Each line of the data has to be retyped exactly as it is.

- [Supplied entries]
================================

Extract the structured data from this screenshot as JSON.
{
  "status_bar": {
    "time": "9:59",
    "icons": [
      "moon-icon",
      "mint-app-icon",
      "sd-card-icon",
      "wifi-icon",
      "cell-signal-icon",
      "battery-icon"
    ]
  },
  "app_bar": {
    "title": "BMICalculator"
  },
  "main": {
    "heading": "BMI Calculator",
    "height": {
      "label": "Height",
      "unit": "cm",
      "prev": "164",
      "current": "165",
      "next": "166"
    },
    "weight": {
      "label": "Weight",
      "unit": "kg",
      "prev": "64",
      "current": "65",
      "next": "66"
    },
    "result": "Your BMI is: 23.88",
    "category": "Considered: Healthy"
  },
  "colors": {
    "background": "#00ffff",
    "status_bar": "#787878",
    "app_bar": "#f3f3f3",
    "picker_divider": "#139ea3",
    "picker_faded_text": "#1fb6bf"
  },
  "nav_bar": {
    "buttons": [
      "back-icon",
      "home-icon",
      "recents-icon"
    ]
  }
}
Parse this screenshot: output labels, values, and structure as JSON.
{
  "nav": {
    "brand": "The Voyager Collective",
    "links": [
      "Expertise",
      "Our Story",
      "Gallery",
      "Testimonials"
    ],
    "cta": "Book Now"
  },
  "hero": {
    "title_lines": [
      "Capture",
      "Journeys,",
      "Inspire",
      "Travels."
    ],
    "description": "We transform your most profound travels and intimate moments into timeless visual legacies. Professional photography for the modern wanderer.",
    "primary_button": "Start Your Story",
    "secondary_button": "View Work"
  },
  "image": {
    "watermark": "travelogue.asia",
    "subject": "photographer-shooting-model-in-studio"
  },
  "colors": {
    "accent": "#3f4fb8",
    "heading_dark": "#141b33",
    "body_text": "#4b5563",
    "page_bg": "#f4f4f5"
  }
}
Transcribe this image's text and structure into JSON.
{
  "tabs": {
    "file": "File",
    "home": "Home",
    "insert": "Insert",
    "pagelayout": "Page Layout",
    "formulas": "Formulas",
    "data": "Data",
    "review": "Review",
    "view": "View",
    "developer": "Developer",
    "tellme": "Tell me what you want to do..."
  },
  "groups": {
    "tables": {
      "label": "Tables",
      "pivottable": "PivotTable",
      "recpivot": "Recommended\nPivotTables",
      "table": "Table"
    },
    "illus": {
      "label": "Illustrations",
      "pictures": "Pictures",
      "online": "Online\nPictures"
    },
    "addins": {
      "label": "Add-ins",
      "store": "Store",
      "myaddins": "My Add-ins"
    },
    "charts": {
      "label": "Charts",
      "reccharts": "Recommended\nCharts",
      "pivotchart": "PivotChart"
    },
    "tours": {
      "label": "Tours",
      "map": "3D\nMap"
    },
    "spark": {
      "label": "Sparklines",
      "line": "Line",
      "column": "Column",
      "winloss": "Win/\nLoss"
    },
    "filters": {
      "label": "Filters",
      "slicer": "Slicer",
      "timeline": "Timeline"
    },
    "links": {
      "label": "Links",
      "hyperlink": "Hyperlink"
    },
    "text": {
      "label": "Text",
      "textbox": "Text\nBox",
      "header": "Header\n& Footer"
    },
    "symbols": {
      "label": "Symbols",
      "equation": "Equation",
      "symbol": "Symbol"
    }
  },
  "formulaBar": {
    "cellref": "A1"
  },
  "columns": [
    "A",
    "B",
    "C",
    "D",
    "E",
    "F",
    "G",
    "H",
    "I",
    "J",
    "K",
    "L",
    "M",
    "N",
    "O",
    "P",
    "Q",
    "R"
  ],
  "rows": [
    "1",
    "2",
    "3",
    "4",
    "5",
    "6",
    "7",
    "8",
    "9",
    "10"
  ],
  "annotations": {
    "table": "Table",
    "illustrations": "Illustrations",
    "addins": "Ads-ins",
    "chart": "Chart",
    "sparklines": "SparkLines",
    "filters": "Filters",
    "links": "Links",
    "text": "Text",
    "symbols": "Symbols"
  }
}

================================

- [Written answer]
Extract the structured data from this screenshot as JSON.
{
  "status_bar": {
    "time": "9:59",
    "icons": [
      "moon-icon",
      "mint-app-icon",
      "sd-card-icon",
      "wifi-icon",
      "cell-signal-icon",
      "battery-icon"
    ]
  },
  "app_bar": {
    "title": "BMICalculator"
  },
  "main": {
    "heading": "BMI Calculator",
    "height": {
      "label": "Height",
      "unit": "cm",
      "prev": "164",
      "current": "165",
      "next": "166"
    },
    "weight": {
      "label": "Weight",
      "unit": "kg",
      "prev": "64",
      "current": "65",
      "next": "66"
    },
    "result": "Your BMI is: 23.88",
    "category": "Considered: Healthy"
  },
  "colors": {
    "background": "#00ffff",
    "status_bar": "#787878",
    "app_bar": "#f3f3f3",
    "picker_divider": "#139ea3",
    "picker_faded_text": "#1fb6bf"
  },
  "nav_bar": {
    "buttons": [
      "back-icon",
      "home-icon",
      "recents-icon"
    ]
  }
}
Parse this screenshot: output labels, values, and structure as JSON.
{
  "nav": {
    "brand": "The Voyager Collective",
    "links": [
      "Expertise",
      "Our Story",
      "Gallery",
      "Testimonials"
    ],
    "cta": "Book Now"
  },
  "hero": {
    "title_lines": [
      "Capture",
      "Journeys,",
      "Inspire",
      "Travels."
    ],
    "description": "We transform your most profound travels and intimate moments into timeless visual legacies. Professional photography for the modern wanderer.",
    "primary_button": "Start Your Story",
    "secondary_button": "View Work"
  },
  "image": {
    "watermark": "travelogue.asia",
    "subject": "photographer-shooting-model-in-studio"
  },
  "colors": {
    "accent": "#3f4fb8",
    "heading_dark": "#141b33",
    "body_text": "#4b5563",
    "page_bg": "#f4f4f5"
  }
}
Transcribe this image's text and structure into JSON.
{
  "tabs": {
    "file": "File",
    "home": "Home",
    "insert": "Insert",
    "pagelayout": "Page Layout",
    "formulas": "Formulas",
    "data": "Data",
    "review": "Review",
    "view": "View",
    "developer": "Developer",
    "tellme": "Tell me what you want to do..."
  },
  "groups": {
    "tables": {
      "label": "Tables",
      "pivottable": "PivotTable",
      "recpivot": "Recommended\nPivotTables",
      "table": "Table"
    },
    "illus": {
      "label": "Illustrations",
      "pictures": "Pictures",
      "online": "Online\nPictures"
    },
    "addins": {
      "label": "Add-ins",
      "store": "Store",
      "myaddins": "My Add-ins"
    },
    "charts": {
      "label": "Charts",
      "reccharts": "Recommended\nCharts",
      "pivotchart": "PivotChart"
    },
    "tours": {
      "label": "Tours",
      "map": "3D\nMap"
    },
    "spark": {
      "label": "Sparklines",
      "line": "Line",
      "column": "Column",
      "winloss": "Win/\nLoss"
    },
    "filters": {
      "label": "Filters",
      "slicer": "Slicer",
      "timeline": "Timeline"
    },
    "links": {
      "label": "Links",
      "hyperlink": "Hyperlink"
    },
    "text": {
      "label": "Text",
      "textbox": "Text\nBox",
      "header": "Header\n& Footer"
    },
    "symbols": {
      "label": "Symbols",
      "equation": "Equation",
      "symbol": "Symbol"
    }
  },
  "formulaBar": {
    "cellref": "A1"
  },
  "columns": [
    "A",
    "B",
    "C",
    "D",
    "E",
    "F",
    "G",
    "H",
    "I",
    "J",
    "K",
    "L",
    "M",
    "N",
    "O",
    "P",
    "Q",
    "R"
  ],
  "rows": [
    "1",
    "2",
    "3",
    "4",
    "5",
    "6",
    "7",
    "8",
    "9",
    "10"
  ],
  "annotations": {
    "table": "Table",
    "illustrations": "Illustrations",
    "addins": "Ads-ins",
    "chart": "Chart",
    "sparklines": "SparkLines",
    "filters": "Filters",
    "links": "Links",
    "text": "Text",
    "symbols": "Symbols"
  }
}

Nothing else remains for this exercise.